▶ **PROVIDED MATERIAL**
• • • • •

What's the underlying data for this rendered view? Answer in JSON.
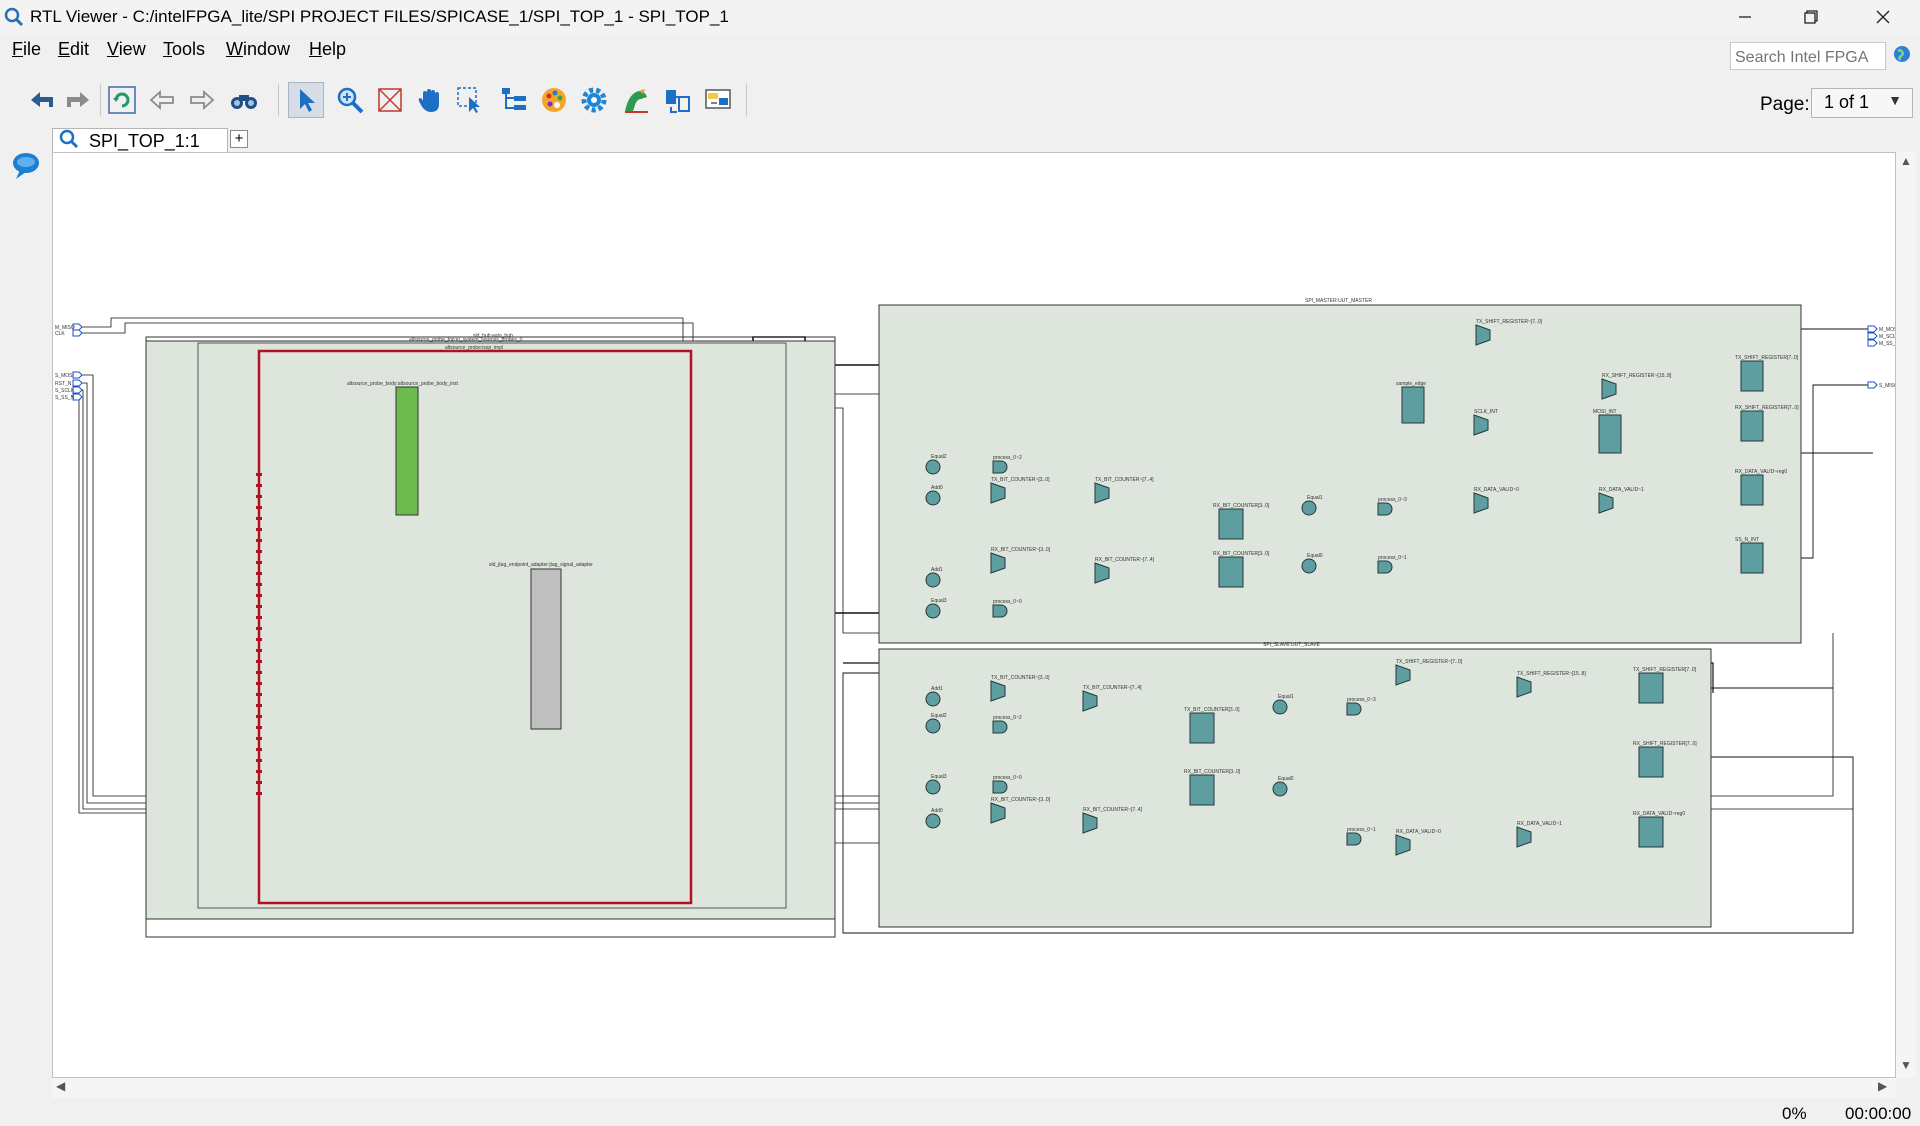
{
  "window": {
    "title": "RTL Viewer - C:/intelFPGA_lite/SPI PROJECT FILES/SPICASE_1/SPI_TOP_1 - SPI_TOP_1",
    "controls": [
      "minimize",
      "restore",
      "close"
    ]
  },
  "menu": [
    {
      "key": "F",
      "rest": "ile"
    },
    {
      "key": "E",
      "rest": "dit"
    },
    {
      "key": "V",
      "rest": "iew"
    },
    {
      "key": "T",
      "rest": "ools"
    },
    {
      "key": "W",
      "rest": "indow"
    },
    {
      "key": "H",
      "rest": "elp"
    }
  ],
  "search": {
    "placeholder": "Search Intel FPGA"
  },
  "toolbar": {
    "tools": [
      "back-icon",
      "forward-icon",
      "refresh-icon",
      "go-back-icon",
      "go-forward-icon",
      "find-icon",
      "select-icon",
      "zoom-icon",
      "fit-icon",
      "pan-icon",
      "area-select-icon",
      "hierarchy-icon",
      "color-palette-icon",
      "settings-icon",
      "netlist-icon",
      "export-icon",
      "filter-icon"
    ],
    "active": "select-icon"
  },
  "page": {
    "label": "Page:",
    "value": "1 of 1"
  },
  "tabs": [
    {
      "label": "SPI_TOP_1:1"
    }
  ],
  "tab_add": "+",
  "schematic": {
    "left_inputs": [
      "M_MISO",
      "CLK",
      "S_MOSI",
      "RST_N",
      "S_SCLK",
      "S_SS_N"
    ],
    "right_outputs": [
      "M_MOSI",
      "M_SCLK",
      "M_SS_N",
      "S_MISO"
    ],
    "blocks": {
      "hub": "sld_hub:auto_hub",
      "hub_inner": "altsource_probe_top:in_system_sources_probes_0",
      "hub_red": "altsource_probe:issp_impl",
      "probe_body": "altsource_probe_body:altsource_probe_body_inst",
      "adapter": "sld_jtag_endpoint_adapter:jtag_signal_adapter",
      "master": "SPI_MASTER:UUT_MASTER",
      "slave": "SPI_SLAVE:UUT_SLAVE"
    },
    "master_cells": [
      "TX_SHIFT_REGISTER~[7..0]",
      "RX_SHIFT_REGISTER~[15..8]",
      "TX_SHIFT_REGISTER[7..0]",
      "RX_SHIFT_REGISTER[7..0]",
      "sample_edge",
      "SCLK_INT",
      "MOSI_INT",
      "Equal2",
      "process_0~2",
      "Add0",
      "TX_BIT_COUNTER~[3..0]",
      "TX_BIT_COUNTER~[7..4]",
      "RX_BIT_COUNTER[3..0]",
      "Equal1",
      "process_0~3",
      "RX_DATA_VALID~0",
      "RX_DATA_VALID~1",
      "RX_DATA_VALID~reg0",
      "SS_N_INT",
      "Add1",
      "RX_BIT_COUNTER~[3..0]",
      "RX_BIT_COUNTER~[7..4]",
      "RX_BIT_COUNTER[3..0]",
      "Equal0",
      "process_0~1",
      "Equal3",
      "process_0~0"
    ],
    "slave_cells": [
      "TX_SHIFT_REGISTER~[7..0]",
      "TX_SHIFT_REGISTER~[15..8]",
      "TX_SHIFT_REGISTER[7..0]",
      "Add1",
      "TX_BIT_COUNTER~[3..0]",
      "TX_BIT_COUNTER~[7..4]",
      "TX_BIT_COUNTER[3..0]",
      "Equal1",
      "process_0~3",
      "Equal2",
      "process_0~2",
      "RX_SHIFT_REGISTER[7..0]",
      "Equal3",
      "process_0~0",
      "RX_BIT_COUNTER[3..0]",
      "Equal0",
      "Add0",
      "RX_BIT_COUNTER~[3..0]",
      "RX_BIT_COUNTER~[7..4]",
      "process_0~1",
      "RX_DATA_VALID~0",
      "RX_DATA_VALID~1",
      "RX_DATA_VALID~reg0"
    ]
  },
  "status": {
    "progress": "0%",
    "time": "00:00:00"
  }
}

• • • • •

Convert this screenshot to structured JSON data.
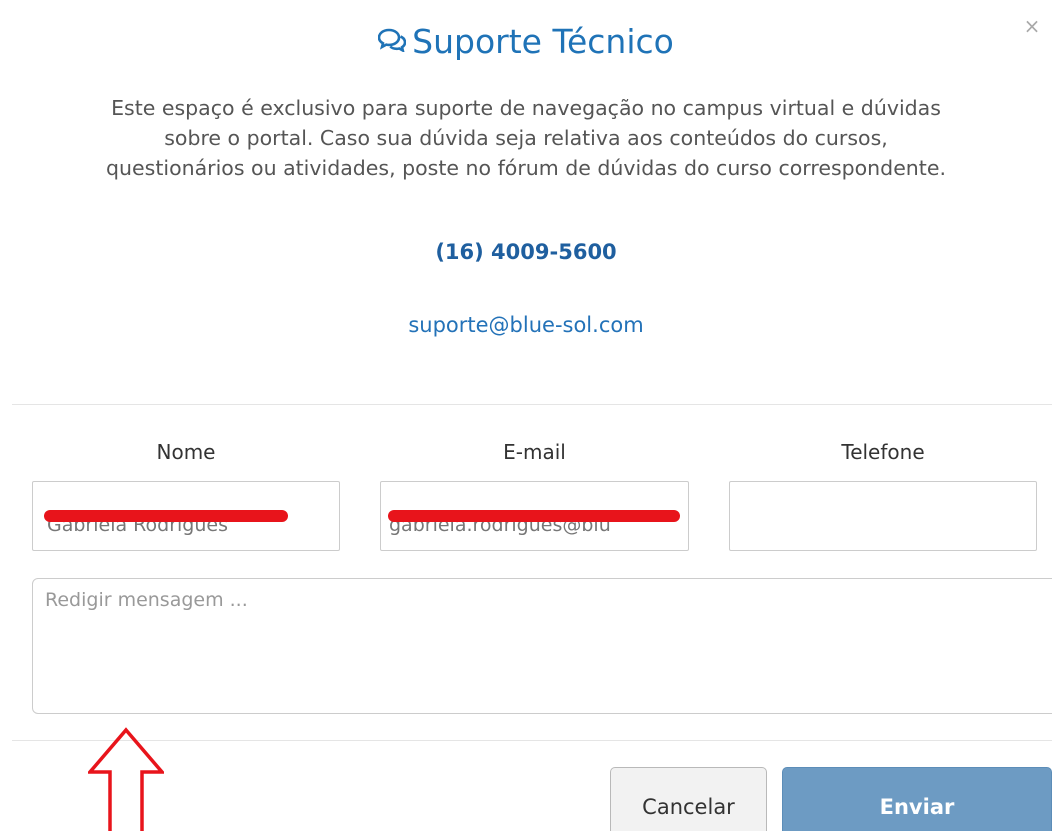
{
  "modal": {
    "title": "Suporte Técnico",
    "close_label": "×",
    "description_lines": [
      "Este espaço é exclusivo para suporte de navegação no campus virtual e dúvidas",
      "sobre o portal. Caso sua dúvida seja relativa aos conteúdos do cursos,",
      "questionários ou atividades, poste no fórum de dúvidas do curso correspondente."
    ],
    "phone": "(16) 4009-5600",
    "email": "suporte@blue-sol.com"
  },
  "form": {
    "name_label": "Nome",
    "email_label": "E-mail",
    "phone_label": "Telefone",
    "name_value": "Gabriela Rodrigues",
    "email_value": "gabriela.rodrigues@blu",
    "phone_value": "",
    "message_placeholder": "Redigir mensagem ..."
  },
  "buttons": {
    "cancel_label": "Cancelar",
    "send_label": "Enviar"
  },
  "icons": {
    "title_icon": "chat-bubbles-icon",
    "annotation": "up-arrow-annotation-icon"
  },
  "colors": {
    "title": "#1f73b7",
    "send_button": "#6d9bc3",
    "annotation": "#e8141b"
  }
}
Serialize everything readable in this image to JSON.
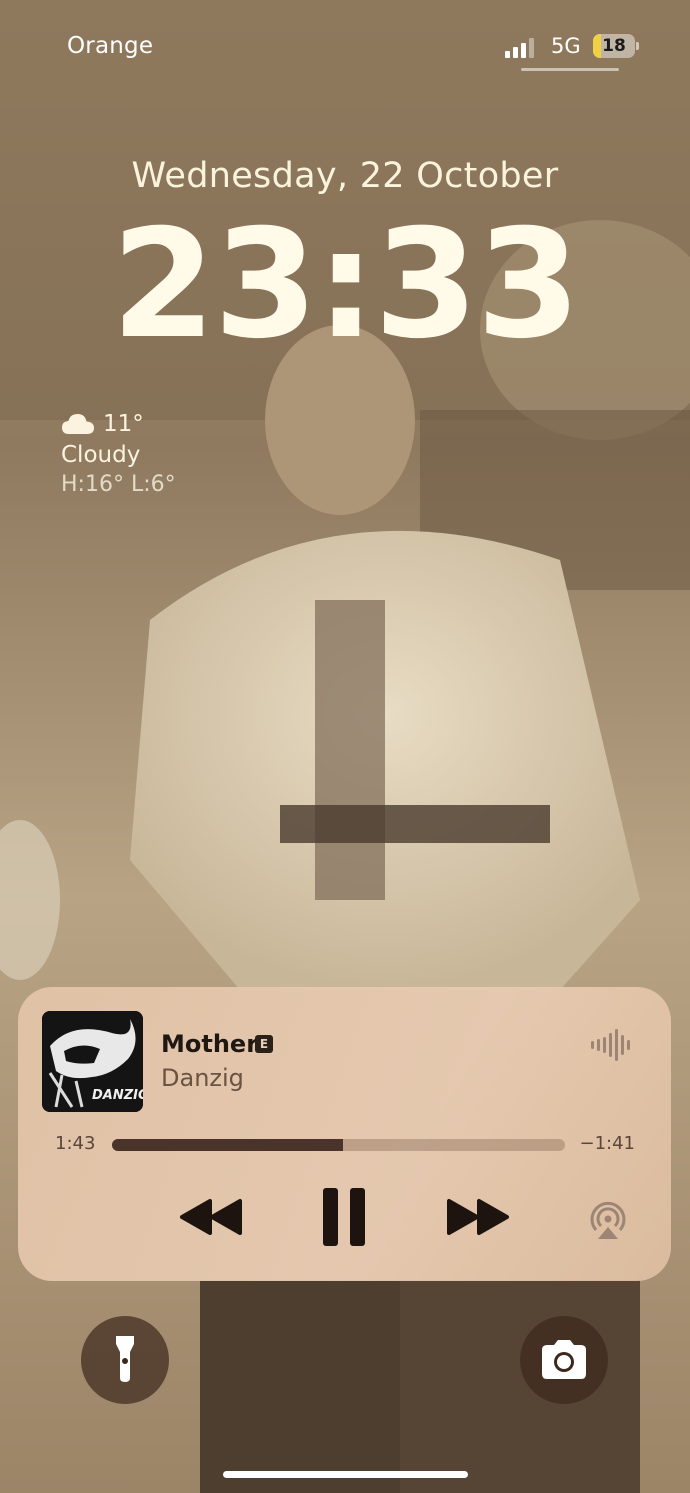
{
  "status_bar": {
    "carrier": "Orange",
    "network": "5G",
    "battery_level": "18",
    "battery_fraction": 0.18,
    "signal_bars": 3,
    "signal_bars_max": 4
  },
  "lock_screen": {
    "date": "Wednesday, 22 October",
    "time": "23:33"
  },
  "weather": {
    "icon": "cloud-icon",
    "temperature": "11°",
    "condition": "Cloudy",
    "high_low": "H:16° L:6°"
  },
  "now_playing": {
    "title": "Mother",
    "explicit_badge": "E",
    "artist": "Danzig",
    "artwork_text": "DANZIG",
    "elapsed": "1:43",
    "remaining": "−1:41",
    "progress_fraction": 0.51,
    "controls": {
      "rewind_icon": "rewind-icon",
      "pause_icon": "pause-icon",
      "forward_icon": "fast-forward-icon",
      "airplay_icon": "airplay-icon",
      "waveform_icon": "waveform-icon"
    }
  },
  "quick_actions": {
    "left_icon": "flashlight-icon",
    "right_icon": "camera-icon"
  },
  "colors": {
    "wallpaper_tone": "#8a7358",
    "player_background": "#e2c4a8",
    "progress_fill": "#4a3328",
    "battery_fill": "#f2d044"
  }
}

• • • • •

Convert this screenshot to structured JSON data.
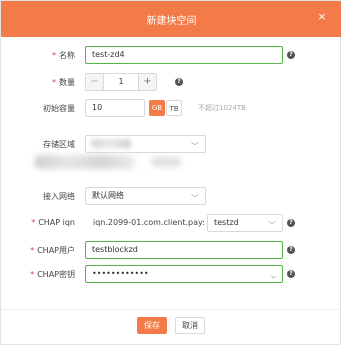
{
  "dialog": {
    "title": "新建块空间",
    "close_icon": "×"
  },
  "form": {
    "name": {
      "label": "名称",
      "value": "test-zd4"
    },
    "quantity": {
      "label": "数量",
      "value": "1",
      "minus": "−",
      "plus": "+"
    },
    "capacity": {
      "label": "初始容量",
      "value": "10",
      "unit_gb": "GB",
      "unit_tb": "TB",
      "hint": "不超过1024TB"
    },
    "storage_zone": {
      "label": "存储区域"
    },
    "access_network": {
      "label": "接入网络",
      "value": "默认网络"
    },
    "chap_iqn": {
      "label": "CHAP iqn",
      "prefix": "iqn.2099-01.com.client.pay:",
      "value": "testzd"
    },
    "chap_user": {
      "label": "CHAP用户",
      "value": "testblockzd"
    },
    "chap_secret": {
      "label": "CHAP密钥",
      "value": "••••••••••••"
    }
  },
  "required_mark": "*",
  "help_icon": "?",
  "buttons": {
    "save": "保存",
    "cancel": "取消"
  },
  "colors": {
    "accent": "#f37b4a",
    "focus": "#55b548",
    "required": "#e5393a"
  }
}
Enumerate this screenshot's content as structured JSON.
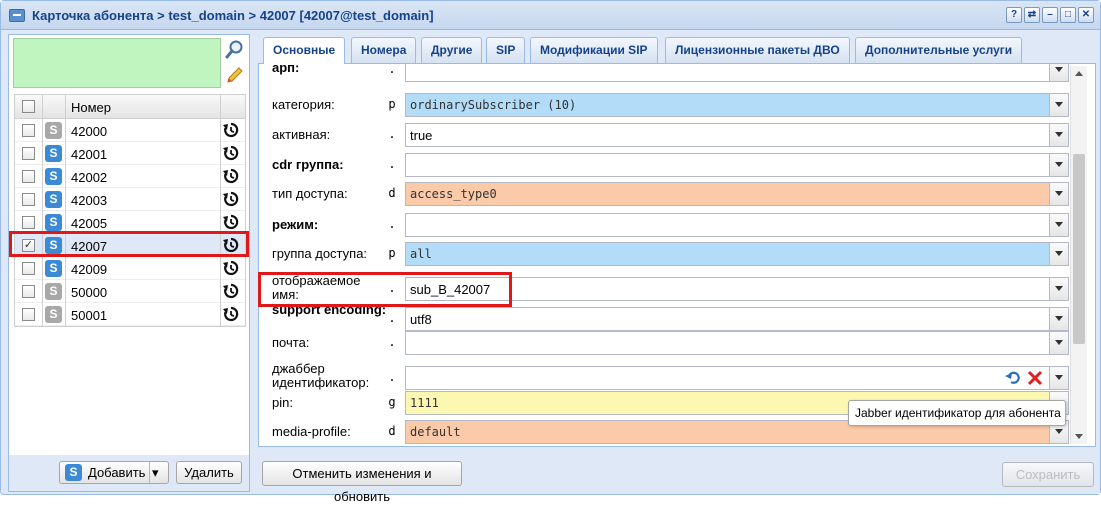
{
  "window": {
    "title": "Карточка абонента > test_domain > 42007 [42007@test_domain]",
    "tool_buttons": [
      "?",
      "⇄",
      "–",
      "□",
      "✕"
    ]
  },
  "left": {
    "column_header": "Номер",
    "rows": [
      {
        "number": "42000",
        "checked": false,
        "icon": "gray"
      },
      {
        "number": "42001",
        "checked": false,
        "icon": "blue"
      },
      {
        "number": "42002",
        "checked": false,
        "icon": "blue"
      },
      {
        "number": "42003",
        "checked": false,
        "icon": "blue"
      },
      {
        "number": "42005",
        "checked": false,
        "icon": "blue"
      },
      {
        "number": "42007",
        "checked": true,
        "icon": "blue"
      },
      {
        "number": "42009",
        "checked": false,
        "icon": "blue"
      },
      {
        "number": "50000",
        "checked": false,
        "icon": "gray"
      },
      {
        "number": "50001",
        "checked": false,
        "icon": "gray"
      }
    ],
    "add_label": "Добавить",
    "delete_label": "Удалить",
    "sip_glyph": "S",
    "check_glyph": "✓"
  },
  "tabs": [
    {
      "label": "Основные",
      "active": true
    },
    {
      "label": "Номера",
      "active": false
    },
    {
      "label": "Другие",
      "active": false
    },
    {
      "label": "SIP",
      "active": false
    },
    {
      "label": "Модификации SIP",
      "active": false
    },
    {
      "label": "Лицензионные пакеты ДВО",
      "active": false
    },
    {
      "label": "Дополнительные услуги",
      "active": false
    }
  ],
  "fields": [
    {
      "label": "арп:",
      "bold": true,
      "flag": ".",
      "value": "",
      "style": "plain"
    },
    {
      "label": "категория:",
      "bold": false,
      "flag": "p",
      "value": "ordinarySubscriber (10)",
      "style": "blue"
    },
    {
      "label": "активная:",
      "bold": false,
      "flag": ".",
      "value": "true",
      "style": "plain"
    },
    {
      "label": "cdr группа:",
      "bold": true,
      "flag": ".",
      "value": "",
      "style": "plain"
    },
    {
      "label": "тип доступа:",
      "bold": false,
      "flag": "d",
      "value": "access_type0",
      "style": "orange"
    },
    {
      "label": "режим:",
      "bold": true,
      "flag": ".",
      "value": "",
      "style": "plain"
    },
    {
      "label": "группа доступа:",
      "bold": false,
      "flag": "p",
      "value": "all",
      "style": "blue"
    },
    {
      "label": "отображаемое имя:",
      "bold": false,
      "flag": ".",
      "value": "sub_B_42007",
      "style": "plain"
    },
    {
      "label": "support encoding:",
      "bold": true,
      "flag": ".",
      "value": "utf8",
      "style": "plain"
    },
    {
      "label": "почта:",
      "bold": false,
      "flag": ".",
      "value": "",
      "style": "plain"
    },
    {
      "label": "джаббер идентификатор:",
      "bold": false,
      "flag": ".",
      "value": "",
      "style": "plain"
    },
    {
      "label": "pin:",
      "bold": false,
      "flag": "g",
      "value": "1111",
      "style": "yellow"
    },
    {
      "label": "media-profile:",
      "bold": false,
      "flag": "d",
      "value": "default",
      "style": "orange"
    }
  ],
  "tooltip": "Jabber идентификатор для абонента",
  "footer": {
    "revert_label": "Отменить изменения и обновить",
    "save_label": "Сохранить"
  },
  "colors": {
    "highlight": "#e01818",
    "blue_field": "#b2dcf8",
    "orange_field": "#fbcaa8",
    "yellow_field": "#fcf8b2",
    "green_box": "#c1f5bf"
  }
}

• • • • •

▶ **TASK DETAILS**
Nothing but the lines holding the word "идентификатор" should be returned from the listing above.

▶ **RESPONSE**
      "label": "джаббер идентификатор:",
  "tooltip": "Jabber идентификатор для абонента",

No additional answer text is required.